Say you lost, Mr. President

The promise of a peaceful transition of power is not explicit enough

Photo by Leah Millis, Reuters

As one must already know by now, our nation has just seen a tragic, embarrassing and, unfortunately, quite predictable attack on our very own Capitol. A building that undeniably symbolizes America’s honor, history and unity, was grossly defiled by a group of people who call themselves “patriots.” I personally can’t help but call them a threat—a threat to our republic, a threat to our nation’s founding principles and a threat to the very unity that this country has enjoyed since the end of the Civil War.

On Jan. 6, a pro-Trump mob stormed the nation’s Capitol to delay the certification of the election results from 2020, challenging the electoral system and the courts’ decisions to legitimize current results. These people claimed that it is “American” to blindly trust one man instead of an educated judiciary and the very electoral process itself. I call it dictatorship. These people attacked Capitol guards and made a mockery of the people we elect to represent us. In the Civil War, the Confederate Flag only made it as far as Fort Sumter. Now, just a couple days ago, this symbol of disunion, conflict and slavery made it as far as our country’s very own Capitol. Once again, this all occurred while the breachers claimed to be patriots and proud Americans, but when they were putting “Make America Great Again” hats on historical statues and trying to replace American flags with Trump flags, it became clear who they truly were loyal to. 

I couldn’t help but feel outraged and upset when I saw the breach of our Capitol when the news broke. I have personally been to the Capitol twice, and I’ve felt what it’s supposed to stand for. The very building itself oozes history and the great laws and amendments passed within its walls. In fact, the dome that now stands as the centerpiece of the Capitol was constructed during the Civil War, a building that Lincoln said would stand as a sign of the preservation of our Union. A building that has seen the reconciliation of political differences among Senators and Representatives alike for nearly two and a half centuries, the Capitol has become a symbol of our democracy and we have taken pride in the fact that violence never takes place on its grounds. That is, of course, until a violent mob stormed it recently and destroyed windows, lecterns, plaques and left at least five people dead. 

Violence in general has only ever occurred one other time before on Capitol grounds, and that’s when pro-slave representative Preston Brooks decided to hit abolitionist Charles Sumner multiple times in the side of a head with a cane. Back then, the attack on Sumner became an early harrowing of our country’s sharp divide and impending conflict. While I want nothing more than for it to be untrue, I’m afraid the attack on the Capitol has once again revealed the sharp disunion our country is currently wrapped in. 

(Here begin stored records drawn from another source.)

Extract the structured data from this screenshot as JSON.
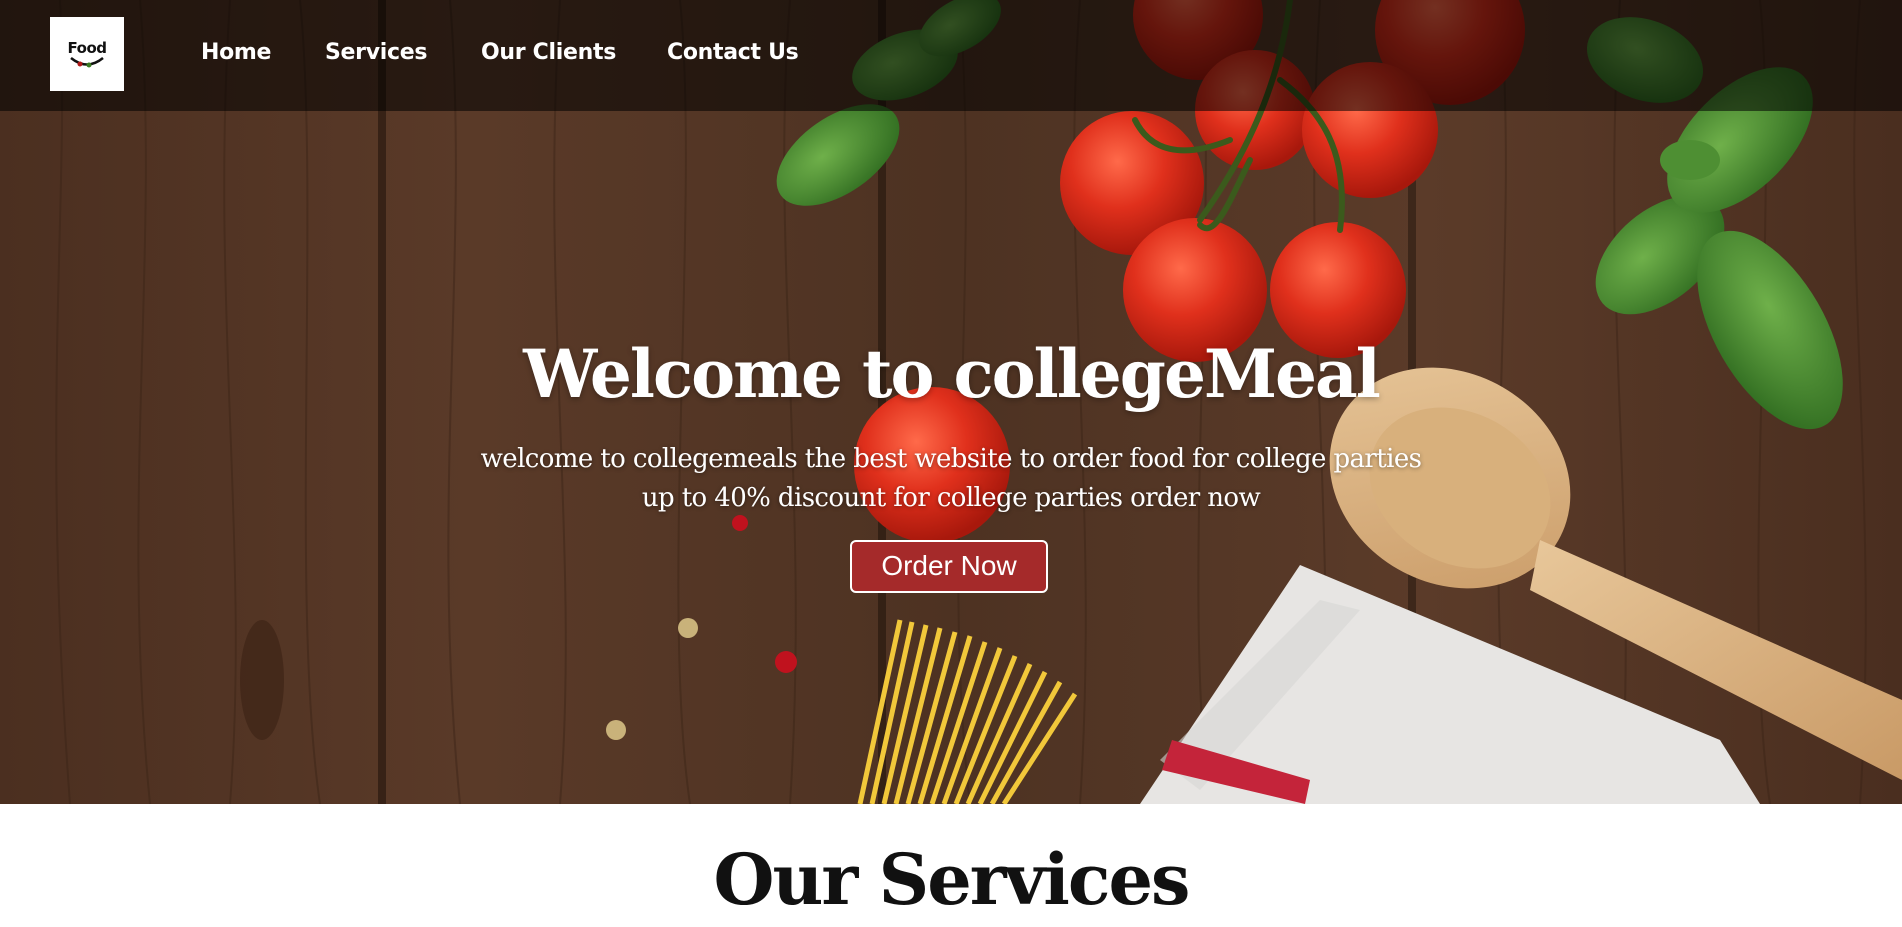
{
  "logo": {
    "text": "Food"
  },
  "nav": {
    "items": [
      {
        "label": "Home"
      },
      {
        "label": "Services"
      },
      {
        "label": "Our Clients"
      },
      {
        "label": "Contact Us"
      }
    ]
  },
  "hero": {
    "title": "Welcome to collegeMeal",
    "subtitle_line1": "welcome to collegemeals the best website to order food for college parties",
    "subtitle_line2": "up to 40% discount for college parties order now",
    "cta_label": "Order Now"
  },
  "services": {
    "heading": "Our Services"
  },
  "colors": {
    "accent": "#a52a2a",
    "navbar_overlay": "rgba(0,0,0,0.55)",
    "wood": "#4a3021"
  }
}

It sounds cliché at this point, but we truly have reached a certain tipping point in this country. Our House and Senate are more evenly split than ever, and the margins in some states in this year’s election could only be rivaled by Florida’s split in Bush v. Gore. With a 50/50 Senate after the victories of both Jon Ossoff and Raphael Warnock in the Georgia runoff, the political makeup of many different states is showing potential for radical change. This would, in all honesty, be a fascinating time for politics in America if both sides continued to take pride in our system of peaceful debate, slow and intelligent deliberation and our Constitution’s system of government, yet the recent breach of the Capitol has shown that this may be hard to maintain. This very breach, in fact, was influenced by one of the most powerful men in government at the time: Donald Trump himself.

Of course, I understand the argument that Trump did not directly say “go trespass on federal property and destroy and kill whatever stops you,” but there is absolutely no denying that Trump heated the pot to its boiling point. With constant claims of widespread fraud, the arranging of “stop the steal” protests, and countless efforts both in the courts and in the legislature to halt the certification of Biden’s win, Trump’s actions definitely led the blind supporters of his base to raid the very symbol of our country’s republic and glory. 

The President’s Twitter account, which has since been banned, shows that when people spoke of sending the “cavalry” to the Capitol on Jan. 6, Trump said he’d be “honored” for it to happen. He also told protestors planning to go to the Capitol to “be wild.” All of this reckless action undeniably was at least a major factor in what happened, and with that there is one thing above all else I believe must happen: He must concede.

When I say concede, I don’t say “promise a peaceful transition” like he did after the riot. I mean he needs to say he lost, fair and square. If he truly cared about this country, its unity and the faith we have long had in our system under the Constitution, he would do so even if he didn’t think he lost. A peaceful transition of power has been a guiding principle of our country since the Election of 1800, and has only truly been challenged when Lincoln was elected in 1860. To threaten our very foundations of government through questioning elections and the decisions of the Supreme Court is to divide it further than it already is in today’s political climate.

This country cannot go on when the current administration continues to question the very system that created it. With a large chunk of the country believing that they can’t even trust elections now, it was only a matter of time until people began to raid the very seat of American democracy. For the greater good of our republic, our Constitution and our faith in this country, concession is the only action that can be made that will make things better before they get worse.